I suppose that makes him cool.

When Hillary Rodham Clinton and Jeb Bush released their announcement videos, they featured everyday people talking about their lives. Christie’s pitch was two minutes of the candidate talking about the moment his mother died.

Kind of a grim campaign pitch. What is shooting for, the sympathy vote?

He has repeated the story at town hall meetings in New Hampshire. He has given marital advice, revealed how often he gets a test for prostate cancer, and told a lengthy story about his daughter’s Notre Dame tuition bill.

And ipso facto he's qualified to be prezident.

“The first thing that came to mind after seeing him is that he has a strong personality,” said New Hampshire state Representative Joe Hagan, a Republican from Chester, who attended Christie’s town hall meeting in Sandown on Tuesday night.

Privately his aides note that Christie is trying, in part, to use the playbook of Republican John McCain’s win in the 2000 New Hampshire primary.

Like McCain back then, he is essentially skipping Iowa, running an underdog campaign on the cheap, and hoping his big personality will win people over at endless town hall meetings at VFW halls, schools, diners, and even bars.

Whether this approach will work is unclear.

Sarah Crawford Stewart, a key New Hampshire aide to McCain in both his 2000 and 2008 victories, said Christie faces a more complicated campaign than McCain did 16 years ago.

“Back then, McCain was the only Republican really going after independent voters who can vote in the Republican primary,” Crawford Stewart said. “I think there is a lot of opportunity in that space this year, and more Republican candidates are going to be going after that group later in the campaign than even these candidates realize.”

Still, Christie’s performance at the 138 town hall meetings he has held in New Jersey made him a prominent national politician.
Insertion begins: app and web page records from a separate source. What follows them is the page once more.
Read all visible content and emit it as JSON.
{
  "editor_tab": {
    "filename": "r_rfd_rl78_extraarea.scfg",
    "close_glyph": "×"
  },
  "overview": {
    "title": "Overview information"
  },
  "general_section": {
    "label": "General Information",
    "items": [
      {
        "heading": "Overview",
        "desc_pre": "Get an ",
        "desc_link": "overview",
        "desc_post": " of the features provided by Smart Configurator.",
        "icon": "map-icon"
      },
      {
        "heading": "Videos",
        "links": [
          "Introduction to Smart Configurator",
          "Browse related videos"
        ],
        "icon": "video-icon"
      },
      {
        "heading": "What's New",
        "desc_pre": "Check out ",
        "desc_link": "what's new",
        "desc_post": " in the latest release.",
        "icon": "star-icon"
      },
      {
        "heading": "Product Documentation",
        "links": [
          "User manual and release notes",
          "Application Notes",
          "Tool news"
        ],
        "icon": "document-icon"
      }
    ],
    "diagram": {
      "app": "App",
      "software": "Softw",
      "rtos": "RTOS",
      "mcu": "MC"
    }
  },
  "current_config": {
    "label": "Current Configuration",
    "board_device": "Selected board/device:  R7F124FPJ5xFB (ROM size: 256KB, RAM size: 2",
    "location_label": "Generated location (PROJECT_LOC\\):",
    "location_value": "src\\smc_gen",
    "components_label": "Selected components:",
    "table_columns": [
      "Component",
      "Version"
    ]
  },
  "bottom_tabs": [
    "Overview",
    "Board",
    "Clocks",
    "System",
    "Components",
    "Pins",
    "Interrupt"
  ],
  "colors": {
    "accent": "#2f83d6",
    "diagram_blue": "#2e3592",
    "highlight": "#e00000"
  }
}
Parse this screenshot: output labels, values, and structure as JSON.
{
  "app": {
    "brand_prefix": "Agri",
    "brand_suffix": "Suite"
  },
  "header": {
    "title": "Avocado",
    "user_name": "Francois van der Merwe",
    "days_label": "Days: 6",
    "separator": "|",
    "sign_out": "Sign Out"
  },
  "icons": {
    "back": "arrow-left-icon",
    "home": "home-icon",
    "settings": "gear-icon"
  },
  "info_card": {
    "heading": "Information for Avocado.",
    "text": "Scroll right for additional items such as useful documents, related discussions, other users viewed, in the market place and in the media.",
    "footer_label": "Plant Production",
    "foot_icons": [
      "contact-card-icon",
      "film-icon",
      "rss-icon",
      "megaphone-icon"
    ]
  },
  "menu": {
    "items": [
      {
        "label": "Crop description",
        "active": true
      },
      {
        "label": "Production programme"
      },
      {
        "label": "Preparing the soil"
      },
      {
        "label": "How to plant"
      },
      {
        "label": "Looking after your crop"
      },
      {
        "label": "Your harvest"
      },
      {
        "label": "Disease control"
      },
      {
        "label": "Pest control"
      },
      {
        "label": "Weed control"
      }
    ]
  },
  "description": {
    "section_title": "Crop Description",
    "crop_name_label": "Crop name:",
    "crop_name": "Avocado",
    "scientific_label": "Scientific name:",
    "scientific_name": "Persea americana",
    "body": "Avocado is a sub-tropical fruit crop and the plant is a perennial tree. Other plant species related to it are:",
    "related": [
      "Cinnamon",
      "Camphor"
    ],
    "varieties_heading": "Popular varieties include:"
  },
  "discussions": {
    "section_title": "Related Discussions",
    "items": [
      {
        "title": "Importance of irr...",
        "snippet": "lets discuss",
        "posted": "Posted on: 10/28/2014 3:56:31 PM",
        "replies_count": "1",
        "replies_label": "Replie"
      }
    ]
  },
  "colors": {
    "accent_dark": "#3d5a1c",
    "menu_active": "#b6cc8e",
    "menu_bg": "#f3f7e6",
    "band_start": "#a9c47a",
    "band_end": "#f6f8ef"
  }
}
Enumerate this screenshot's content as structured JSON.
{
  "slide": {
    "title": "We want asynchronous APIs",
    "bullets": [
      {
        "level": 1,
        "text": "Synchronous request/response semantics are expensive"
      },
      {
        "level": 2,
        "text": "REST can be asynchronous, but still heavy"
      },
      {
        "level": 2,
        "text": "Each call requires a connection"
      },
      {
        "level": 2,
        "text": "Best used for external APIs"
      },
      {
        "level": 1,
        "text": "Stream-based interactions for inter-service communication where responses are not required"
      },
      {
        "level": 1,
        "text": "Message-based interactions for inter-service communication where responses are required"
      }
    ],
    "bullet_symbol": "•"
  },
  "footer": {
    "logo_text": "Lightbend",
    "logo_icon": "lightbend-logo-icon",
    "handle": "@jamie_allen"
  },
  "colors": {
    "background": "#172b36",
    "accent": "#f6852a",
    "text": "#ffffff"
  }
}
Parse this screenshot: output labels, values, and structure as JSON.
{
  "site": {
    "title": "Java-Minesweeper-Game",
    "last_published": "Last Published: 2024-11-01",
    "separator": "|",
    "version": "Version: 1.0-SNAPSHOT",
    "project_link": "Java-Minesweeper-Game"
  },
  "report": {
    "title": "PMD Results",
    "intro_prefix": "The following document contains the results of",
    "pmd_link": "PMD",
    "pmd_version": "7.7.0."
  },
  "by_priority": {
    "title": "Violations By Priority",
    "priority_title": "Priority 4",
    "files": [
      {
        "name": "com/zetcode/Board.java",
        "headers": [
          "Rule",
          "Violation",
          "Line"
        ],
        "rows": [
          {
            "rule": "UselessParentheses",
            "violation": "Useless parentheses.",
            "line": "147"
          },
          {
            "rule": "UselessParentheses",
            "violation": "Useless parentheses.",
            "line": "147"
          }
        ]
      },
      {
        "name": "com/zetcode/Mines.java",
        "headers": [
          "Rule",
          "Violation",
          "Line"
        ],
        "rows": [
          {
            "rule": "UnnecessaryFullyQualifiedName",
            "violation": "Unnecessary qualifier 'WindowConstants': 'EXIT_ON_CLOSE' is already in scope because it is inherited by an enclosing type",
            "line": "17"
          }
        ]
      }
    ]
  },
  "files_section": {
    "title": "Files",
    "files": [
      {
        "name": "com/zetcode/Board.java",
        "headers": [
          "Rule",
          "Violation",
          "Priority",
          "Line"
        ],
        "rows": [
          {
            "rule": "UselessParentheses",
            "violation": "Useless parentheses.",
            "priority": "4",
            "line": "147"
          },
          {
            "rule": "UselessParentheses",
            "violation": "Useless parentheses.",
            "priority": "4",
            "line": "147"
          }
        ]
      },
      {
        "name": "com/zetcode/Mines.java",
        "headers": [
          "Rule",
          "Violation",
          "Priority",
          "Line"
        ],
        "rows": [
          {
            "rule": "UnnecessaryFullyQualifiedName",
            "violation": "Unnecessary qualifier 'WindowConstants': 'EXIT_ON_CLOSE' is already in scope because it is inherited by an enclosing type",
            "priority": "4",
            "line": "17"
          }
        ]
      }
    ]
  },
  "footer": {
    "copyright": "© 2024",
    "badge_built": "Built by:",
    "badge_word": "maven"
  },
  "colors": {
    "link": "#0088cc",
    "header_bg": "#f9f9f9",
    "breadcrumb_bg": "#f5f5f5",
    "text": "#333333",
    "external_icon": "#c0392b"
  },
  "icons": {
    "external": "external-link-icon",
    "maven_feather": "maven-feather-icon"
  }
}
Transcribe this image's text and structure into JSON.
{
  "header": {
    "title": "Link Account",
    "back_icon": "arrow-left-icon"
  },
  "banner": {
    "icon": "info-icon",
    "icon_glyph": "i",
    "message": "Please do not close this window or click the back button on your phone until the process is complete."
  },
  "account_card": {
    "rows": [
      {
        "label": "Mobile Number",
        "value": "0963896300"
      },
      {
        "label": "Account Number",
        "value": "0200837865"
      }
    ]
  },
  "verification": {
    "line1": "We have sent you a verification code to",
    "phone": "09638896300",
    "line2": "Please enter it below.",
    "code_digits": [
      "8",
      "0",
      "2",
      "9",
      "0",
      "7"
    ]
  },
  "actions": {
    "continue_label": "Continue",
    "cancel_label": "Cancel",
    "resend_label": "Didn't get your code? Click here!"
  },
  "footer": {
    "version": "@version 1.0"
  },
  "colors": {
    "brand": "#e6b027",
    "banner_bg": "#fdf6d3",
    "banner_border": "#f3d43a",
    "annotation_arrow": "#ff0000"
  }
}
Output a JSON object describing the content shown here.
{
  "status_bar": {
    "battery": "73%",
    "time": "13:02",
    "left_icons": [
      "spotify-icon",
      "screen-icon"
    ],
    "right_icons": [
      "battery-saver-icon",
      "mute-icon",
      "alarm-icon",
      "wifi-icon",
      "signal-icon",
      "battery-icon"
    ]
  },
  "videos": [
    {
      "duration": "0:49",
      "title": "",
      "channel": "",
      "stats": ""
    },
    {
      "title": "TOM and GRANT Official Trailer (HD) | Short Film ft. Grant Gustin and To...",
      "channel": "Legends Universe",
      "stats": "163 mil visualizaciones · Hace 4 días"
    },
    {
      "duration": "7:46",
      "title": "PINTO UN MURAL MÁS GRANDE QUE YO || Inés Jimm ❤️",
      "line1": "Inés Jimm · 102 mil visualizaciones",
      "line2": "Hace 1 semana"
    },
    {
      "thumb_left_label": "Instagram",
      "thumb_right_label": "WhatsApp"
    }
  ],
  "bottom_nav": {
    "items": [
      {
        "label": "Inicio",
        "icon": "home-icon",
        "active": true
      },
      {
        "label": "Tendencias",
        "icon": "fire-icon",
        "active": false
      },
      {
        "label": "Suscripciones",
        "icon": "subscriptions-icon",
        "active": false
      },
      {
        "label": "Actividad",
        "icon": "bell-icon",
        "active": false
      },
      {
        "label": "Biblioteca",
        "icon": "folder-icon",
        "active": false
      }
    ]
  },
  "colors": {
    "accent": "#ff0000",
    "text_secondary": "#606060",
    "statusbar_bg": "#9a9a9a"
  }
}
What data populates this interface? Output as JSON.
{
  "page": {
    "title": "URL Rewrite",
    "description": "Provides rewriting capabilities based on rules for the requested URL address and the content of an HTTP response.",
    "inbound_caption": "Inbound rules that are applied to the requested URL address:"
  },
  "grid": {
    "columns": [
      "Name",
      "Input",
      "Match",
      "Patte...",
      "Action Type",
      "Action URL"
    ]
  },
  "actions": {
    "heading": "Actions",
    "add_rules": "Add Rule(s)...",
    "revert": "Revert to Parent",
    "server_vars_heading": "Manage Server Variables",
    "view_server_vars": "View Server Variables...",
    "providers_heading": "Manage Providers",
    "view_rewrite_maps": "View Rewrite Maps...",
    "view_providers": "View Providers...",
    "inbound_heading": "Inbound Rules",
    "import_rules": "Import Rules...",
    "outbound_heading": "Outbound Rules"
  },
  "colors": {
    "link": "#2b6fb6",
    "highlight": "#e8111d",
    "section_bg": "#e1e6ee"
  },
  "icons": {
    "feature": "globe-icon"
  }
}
Christie aides believe they can recreate the magic of his YouTube town hall moments in another state.

“Christie is an excellent campaigner in small groups — he is engaging and funny, and can connect,” said David Redlawsk, who heads up the Rutgers-Eagleton Poll in New Jersey.

Jodi Nelson, vice chairwoman of the Derry Republicans, said Christie is standing out by being a truth-teller.

9/11 is the litmus, and his state just across the river.

“At this point in the contest, people are just trying to get a sense of all of these candidates, and Christie is someone out trying to meet everyone,” Nelson said.

Boston College political science professor Dave Hawkins says Christie is bringing a different style of campaign than McCain did.

“Their approach to what they call ‘straight talk’ is different,” Hawkins said. “McCain used humor and tried to bring everyone together. He called for campaign finance reform and an end to pork-barrel spending as a way to demonstrate he was an honest broker against the system.”

McCain was the great truth-telling unifier? 

Putting aside his (perhaps understandable, but not now) bias against Asians, he was involved with obfuscating MIA investigations in Vietnam as well as a member of the Keating five. But his image? Honest broker, good guy.

Christie tries to earn points by going after political opponentsliberals, Democrats, and teachers’ unions, Hawkins said.

Kind like being a.... gulp.... bully?

“McCain also had an inspiring war hero biography that was central to his story,” he said. “When people think of Christie, they think of a brash New Jersey guy who yells at people.”

When Joe Piscopo did it, it was funny.

But these days Christie is doing less yelling. His style, he says, is “take or leave it.”

Okay. (I'm leaving it).

“I am going to tell you what I think. If you like it, great. And if you don’t, my goodness, there are 13 other candidates to pick from, so you will find somebody who you agree with more than you agree with me. But you need to know what you are buying,” Christie said. 

Sigh. (See above comments about being "sold" candidates)

To Jeff Pattera of Sandown, that approach puts Christie in the top tier of candidates he might support in the February presidential primary.

In modern politics, Pattera said, Christie’s personality “is refreshing.”

Translation: He is a back-up plan should Bush, Rubio, or Walker stumble.